Alex decides they want to play a nature-themed magic user with high durability. Alex's Game Master has decided on the Fixed Point System for character creation at the Competent Tier. This means Alex can build Willow with 150 total character points, with 25 allocated for Base Characteristics, 15 Skill Ranks, 15 points in Traits, and 50 points to build Abilities with, and they can receive up to 30 additional character points by taking 2 Flaws and up to 20 points in Complications.
Alex wants Willow to be a durable magic user, so they allocate 5 points into Body. Willow bases her magic on Primal Energy, so Alex allocates 10 points into Intelligence. The remaining 10 points are split between Dexterity, Ego, and Strength, and Alex takes 2 points out of Charisma to reallocate into Agility.
Alex is having a difficult time selecting skills fitting their theme, so they so look at available back grounds to help narrow down their choices. Willow was born and raised in a forest, so Alex places her Childhood in the Wilderness. They figure Willow's family died at some point, leaving her alone in the forest without any parents, which makes Wild Child a fitting Education. Someone fitting this upbringing is more likely than not be attracted to a life of danger and excitement, so being an Adventurer makes the most logical sense for an Occupation. From this Background, Willow gains 1 rank in Handle Animal, 3 ranks in Survival, 1 Equipment Proficiency, and 2 ranks in any skills of Alex's choice.
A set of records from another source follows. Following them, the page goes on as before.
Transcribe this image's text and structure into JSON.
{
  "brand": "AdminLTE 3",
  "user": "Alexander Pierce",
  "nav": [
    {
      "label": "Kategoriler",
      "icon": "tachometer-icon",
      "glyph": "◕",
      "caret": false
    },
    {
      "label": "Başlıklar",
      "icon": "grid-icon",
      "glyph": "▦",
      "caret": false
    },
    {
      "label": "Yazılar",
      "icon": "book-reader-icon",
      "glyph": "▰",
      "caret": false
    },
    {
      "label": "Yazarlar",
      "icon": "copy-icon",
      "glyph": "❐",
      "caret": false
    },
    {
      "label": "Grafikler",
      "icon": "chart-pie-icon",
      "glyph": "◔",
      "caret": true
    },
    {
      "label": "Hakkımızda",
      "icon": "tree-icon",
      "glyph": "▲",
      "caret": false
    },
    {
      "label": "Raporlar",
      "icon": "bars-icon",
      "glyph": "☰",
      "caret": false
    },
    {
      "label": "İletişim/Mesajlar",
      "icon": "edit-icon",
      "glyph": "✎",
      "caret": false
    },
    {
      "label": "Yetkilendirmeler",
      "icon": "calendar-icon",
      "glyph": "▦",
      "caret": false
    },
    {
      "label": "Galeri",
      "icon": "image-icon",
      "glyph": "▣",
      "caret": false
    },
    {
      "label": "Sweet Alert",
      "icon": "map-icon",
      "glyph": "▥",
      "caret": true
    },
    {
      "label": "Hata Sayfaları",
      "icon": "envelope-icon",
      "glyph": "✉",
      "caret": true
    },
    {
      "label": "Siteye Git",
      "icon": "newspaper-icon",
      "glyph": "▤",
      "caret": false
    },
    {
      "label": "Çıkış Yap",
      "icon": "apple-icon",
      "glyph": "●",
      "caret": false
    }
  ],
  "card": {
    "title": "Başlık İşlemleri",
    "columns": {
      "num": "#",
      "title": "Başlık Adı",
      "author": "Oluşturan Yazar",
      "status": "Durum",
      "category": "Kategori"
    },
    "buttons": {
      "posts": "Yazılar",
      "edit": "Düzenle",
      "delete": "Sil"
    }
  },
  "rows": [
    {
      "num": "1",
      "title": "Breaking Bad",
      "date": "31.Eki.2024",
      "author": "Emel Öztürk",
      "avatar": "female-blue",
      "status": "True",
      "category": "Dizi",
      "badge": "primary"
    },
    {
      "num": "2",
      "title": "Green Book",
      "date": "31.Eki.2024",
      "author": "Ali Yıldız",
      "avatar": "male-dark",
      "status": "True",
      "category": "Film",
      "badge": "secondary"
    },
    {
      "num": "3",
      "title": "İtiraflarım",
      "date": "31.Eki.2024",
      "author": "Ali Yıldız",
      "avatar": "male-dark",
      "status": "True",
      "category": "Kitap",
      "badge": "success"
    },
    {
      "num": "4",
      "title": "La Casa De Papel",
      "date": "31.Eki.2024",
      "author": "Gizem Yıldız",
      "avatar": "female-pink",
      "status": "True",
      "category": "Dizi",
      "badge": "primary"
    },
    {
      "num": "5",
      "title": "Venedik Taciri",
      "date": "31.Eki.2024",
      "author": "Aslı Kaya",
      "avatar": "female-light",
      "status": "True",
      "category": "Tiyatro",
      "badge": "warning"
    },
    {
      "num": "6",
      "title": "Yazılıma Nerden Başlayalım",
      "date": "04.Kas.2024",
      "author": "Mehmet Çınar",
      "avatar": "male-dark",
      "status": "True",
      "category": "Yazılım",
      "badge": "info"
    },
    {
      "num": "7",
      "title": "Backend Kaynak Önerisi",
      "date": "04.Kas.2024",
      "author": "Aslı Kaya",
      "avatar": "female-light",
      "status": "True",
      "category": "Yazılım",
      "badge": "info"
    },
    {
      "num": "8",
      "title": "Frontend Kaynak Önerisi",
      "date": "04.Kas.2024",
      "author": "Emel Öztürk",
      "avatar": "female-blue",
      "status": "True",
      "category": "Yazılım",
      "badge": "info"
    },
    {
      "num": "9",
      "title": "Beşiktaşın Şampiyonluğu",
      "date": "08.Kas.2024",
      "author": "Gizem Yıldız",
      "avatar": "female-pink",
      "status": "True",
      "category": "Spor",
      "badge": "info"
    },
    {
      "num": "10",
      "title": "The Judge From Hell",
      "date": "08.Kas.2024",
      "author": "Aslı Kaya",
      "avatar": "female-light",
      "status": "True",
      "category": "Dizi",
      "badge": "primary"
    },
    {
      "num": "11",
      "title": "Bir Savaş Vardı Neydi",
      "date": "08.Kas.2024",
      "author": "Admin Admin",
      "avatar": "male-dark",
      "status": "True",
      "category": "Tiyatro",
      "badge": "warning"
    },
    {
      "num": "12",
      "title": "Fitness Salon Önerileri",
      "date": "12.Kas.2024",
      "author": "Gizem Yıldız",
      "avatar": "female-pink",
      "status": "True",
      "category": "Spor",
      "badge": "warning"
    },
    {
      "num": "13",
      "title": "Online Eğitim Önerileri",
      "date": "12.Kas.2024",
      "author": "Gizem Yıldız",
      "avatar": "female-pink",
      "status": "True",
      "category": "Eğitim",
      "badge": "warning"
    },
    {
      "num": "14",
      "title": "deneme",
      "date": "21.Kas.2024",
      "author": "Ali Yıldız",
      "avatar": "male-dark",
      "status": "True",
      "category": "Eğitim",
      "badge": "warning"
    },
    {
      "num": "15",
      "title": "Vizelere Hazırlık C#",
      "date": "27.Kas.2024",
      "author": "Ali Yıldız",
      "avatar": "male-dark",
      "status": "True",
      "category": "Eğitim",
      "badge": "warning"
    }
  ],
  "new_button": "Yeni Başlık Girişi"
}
They choose Spears as Willow's Equipment Proficiency, as she mostly likely used low-tech weapons during her wild upbringing, and Alex puts 1 rank each into Handle Animal and Knowledge (Nature) to best reflect her connection with nature. Willow still has 8 unassigned ranks, which Alex uses for Armor and Shield Proficiency, Tracking, First Aid, Climbing, Riding, Perception, and Acrobatics to round out her Skill set.
When deciding on Traits, Alex figures Willow's most logical options are those that help her survive alone in the wild. Willow has to take Channeling so she can use Primal powers, making that her first obvious choice. She must be aware of her environment even while sleeping, so Lightsleep is an easy choice. Finally, Willow receives Terrain Mastery: Forests to help her move unhindered through difficult terrain in the woods and keep in line with her "protector of nature" theme.
Alex wants Willow to have a wide range of abilities, so they decide on splitting their available 50 points between 2 Martial Arts techniques and 3 Powers. She builds a Mobile Stance and Strike maneuver to protect herself from attacks and increase her melee damage, since she can't always rely on powers. For her three powers, she builds a 10 point Entangle to restrict her foes' movement, a 10 point Blast for ranged combat, and a 10 point Shield to improve her defense. Since they're allowed 30 character points by taking Flaws and Complications, Alex purchases 8 points of Natural Running to increase her movement speed and 22 points of Natural Enhanced Senses to make easier for her to perceive enemies.
When considering Flaws and Complications, Alex comes to the conclusion that Willow would have terrible social skills because of her Background, and the death of her family would leave some serious mental scars. They take Aloof and Paranoid to symbolize her suspicious and solitary nature, and she's given a Mental Handicap to represent her PTSD. She's also given an Enraged Complication as a response to her childhood trauma.